Constellations of Miro, Breton
During the early days of the Second World War, the Catalán painter Joan Miró created a startling series of twenty-three gouaches, his Constellations, works redolent with the nightmare of contemporary events. In 1958 the French poet André Breton composed his own "Constellations," a set of hermetic prose poems meant to "illustrate"-that is, not simply to shed light on, but to lend luster to-Miró's paintings, and to resume a peripatetic dialogue about exile.
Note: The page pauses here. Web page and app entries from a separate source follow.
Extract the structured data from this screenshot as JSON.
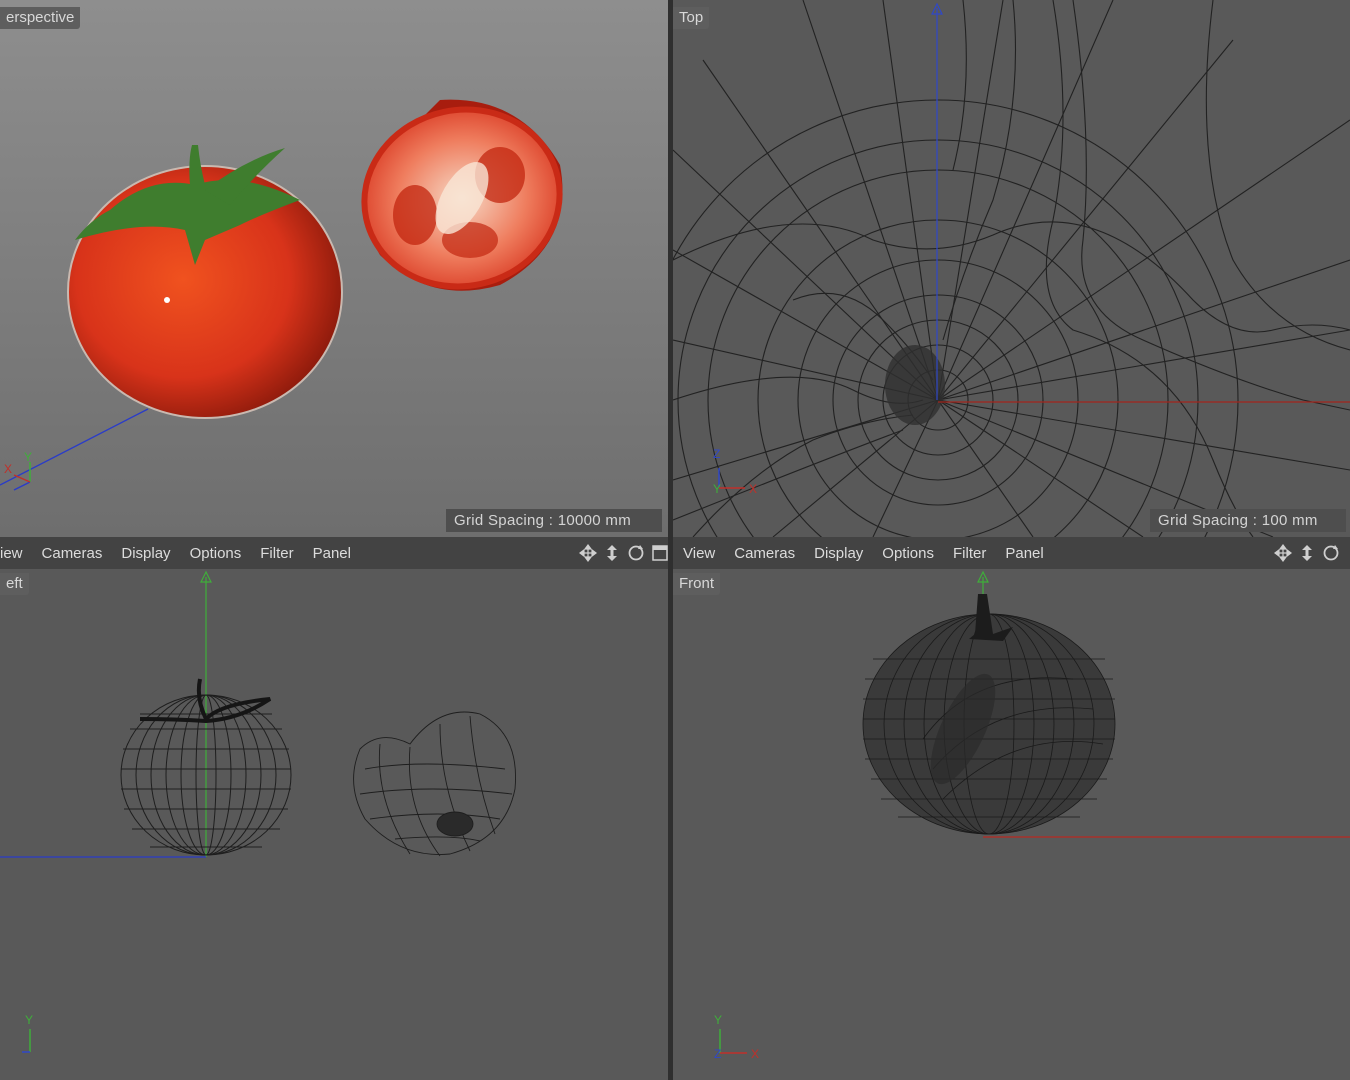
{
  "viewports": {
    "perspective": {
      "label": "erspective",
      "grid_spacing": "Grid Spacing : 10000 mm"
    },
    "top": {
      "label": "Top",
      "grid_spacing": "Grid Spacing : 100 mm"
    },
    "left": {
      "label": "eft"
    },
    "front": {
      "label": "Front"
    }
  },
  "menu_left": {
    "items": [
      "iew",
      "Cameras",
      "Display",
      "Options",
      "Filter",
      "Panel"
    ]
  },
  "menu_right": {
    "items": [
      "View",
      "Cameras",
      "Display",
      "Options",
      "Filter",
      "Panel"
    ]
  },
  "axis_labels": {
    "x": "X",
    "y": "Y",
    "z": "Z"
  },
  "nav_icons": [
    "move-view-icon",
    "dolly-view-icon",
    "rotate-view-icon",
    "maximize-view-icon"
  ],
  "colors": {
    "x_axis": "#c0302a",
    "y_axis": "#3fae3a",
    "z_axis": "#3048c8",
    "tomato": "#d8331a",
    "stem": "#3f7d2e",
    "viewport_bg": "#595959",
    "menubar_bg": "#434343"
  }
}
In "Constellations of Miró, Breton" Paul Hammond unravels some of the mysteries of the call-and-response of these two Surrealists by reading the pictures against the poetry, the poetry against the pictures, and both against the madness of a history that none of us has left that far behind.
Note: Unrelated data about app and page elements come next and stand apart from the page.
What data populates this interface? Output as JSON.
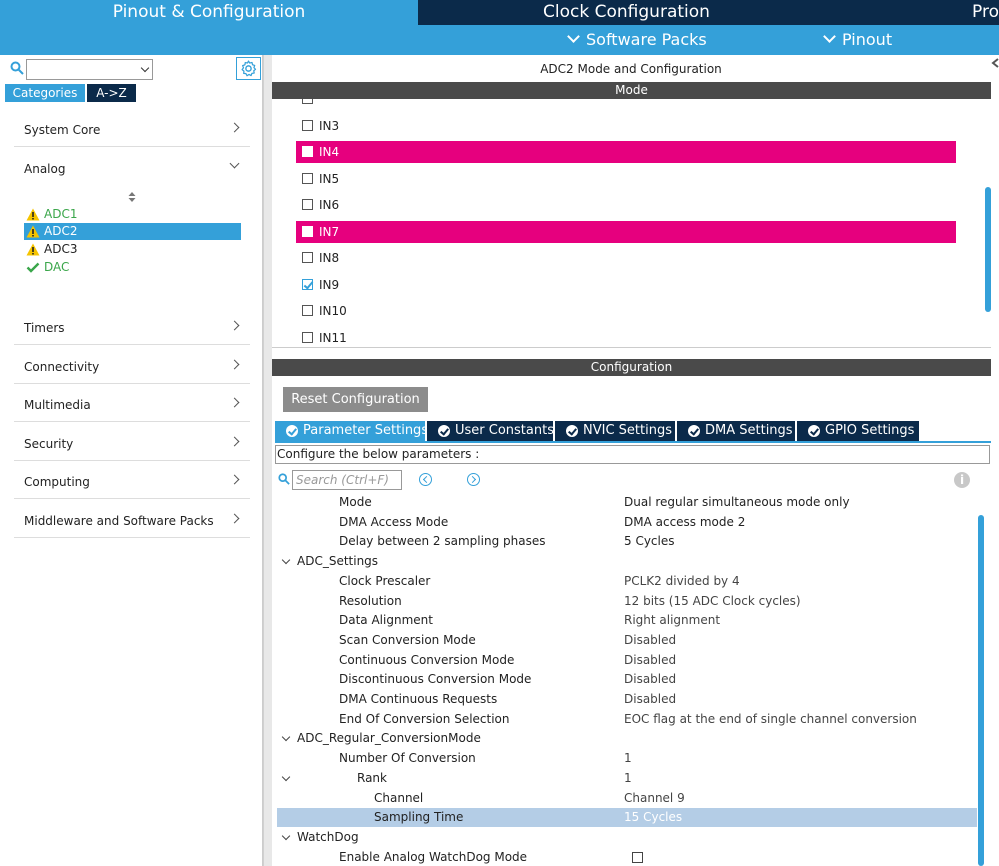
{
  "top_tabs": {
    "pinout": "Pinout & Configuration",
    "clock": "Clock Configuration",
    "project": "Pro"
  },
  "sub_menu": {
    "software_packs": "Software Packs",
    "pinout": "Pinout"
  },
  "left_panel": {
    "search_value": "",
    "tab_categories": "Categories",
    "tab_az": "A->Z",
    "categories": [
      {
        "label": "System Core",
        "expanded": false
      },
      {
        "label": "Analog",
        "expanded": true
      },
      {
        "label": "Timers",
        "expanded": false
      },
      {
        "label": "Connectivity",
        "expanded": false
      },
      {
        "label": "Multimedia",
        "expanded": false
      },
      {
        "label": "Security",
        "expanded": false
      },
      {
        "label": "Computing",
        "expanded": false
      },
      {
        "label": "Middleware and Software Packs",
        "expanded": false
      }
    ],
    "analog_items": [
      {
        "label": "ADC1",
        "status": "warning",
        "selected": false
      },
      {
        "label": "ADC2",
        "status": "warning",
        "selected": true
      },
      {
        "label": "ADC3",
        "status": "warning",
        "selected": false
      },
      {
        "label": "DAC",
        "status": "ok",
        "selected": false
      }
    ]
  },
  "mode_panel": {
    "title": "ADC2 Mode and Configuration",
    "header": "Mode",
    "channels": [
      {
        "label": "IN3",
        "checked": false,
        "highlighted": false
      },
      {
        "label": "IN4",
        "checked": false,
        "highlighted": true
      },
      {
        "label": "IN5",
        "checked": false,
        "highlighted": false
      },
      {
        "label": "IN6",
        "checked": false,
        "highlighted": false
      },
      {
        "label": "IN7",
        "checked": false,
        "highlighted": true
      },
      {
        "label": "IN8",
        "checked": false,
        "highlighted": false
      },
      {
        "label": "IN9",
        "checked": true,
        "highlighted": false
      },
      {
        "label": "IN10",
        "checked": false,
        "highlighted": false
      },
      {
        "label": "IN11",
        "checked": false,
        "highlighted": false
      }
    ]
  },
  "config_panel": {
    "header": "Configuration",
    "reset_button": "Reset Configuration",
    "tabs": [
      {
        "label": "Parameter Settings",
        "active": true
      },
      {
        "label": "User Constants",
        "active": false
      },
      {
        "label": "NVIC Settings",
        "active": false
      },
      {
        "label": "DMA Settings",
        "active": false
      },
      {
        "label": "GPIO Settings",
        "active": false
      }
    ],
    "configure_label": "Configure the below parameters :",
    "search_placeholder": "Search (Ctrl+F)",
    "params": [
      {
        "key": "Mode",
        "value": "Dual regular simultaneous mode only",
        "level": 2
      },
      {
        "key": "DMA Access Mode",
        "value": "DMA access mode 2",
        "level": 2
      },
      {
        "key": "Delay between 2 sampling phases",
        "value": "5 Cycles",
        "level": 2
      },
      {
        "key": "ADC_Settings",
        "value": "",
        "level": 1,
        "group": true
      },
      {
        "key": "Clock Prescaler",
        "value": "PCLK2 divided by 4",
        "level": 2
      },
      {
        "key": "Resolution",
        "value": "12 bits (15 ADC Clock cycles)",
        "level": 2
      },
      {
        "key": "Data Alignment",
        "value": "Right alignment",
        "level": 2
      },
      {
        "key": "Scan Conversion Mode",
        "value": "Disabled",
        "level": 2
      },
      {
        "key": "Continuous Conversion Mode",
        "value": "Disabled",
        "level": 2
      },
      {
        "key": "Discontinuous Conversion Mode",
        "value": "Disabled",
        "level": 2
      },
      {
        "key": "DMA Continuous Requests",
        "value": "Disabled",
        "level": 2
      },
      {
        "key": "End Of Conversion Selection",
        "value": "EOC flag at the end of single channel conversion",
        "level": 2
      },
      {
        "key": "ADC_Regular_ConversionMode",
        "value": "",
        "level": 1,
        "group": true
      },
      {
        "key": "Number Of Conversion",
        "value": "1",
        "level": 2
      },
      {
        "key": "Rank",
        "value": "1",
        "level": 3,
        "group": true
      },
      {
        "key": "Channel",
        "value": "Channel 9",
        "level": 4
      },
      {
        "key": "Sampling Time",
        "value": "15 Cycles",
        "level": 4,
        "selected": true
      },
      {
        "key": "WatchDog",
        "value": "",
        "level": 1,
        "group": true
      },
      {
        "key": "Enable Analog WatchDog Mode",
        "value": "",
        "level": 2,
        "checkbox": true
      }
    ]
  },
  "colors": {
    "accent": "#34a0d9",
    "dark": "#0b2a4a",
    "highlight_pin": "#e6007e",
    "warning": "#f5c400",
    "ok": "#3aa64a"
  }
}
Featured in this edition are reproductions of the complete series of Joan Miró's Constellations and a translation of André Breton's "proses parallèles." Also included is André Breton's essay, "Constellations of Joan Miró," as well as documentary illustrations and photographs.
About the Author
Paul Hammond is the author of Marvellous Méliès, "French Undressing, Upon the Pun: Dual Meaning in Words and Pictures (with Patrick Hughes), and a monograph on Luis Buñuel's L'Âge d'or. He is the editor and translator of The Shadow and Its Shadow:Surrealist Writings on the Cinema (a new edition published by City Lights Books in Fall 2000), and the coeditor, with Ian Breakwell, of Seeing in the Dark: A Compendium of Cinemagoing and Brought to Book: The Balance of Books and Life. His translations include Whatever by Michel Houellebecq and The Virgin of the Hitmen by Fernando Vallejo.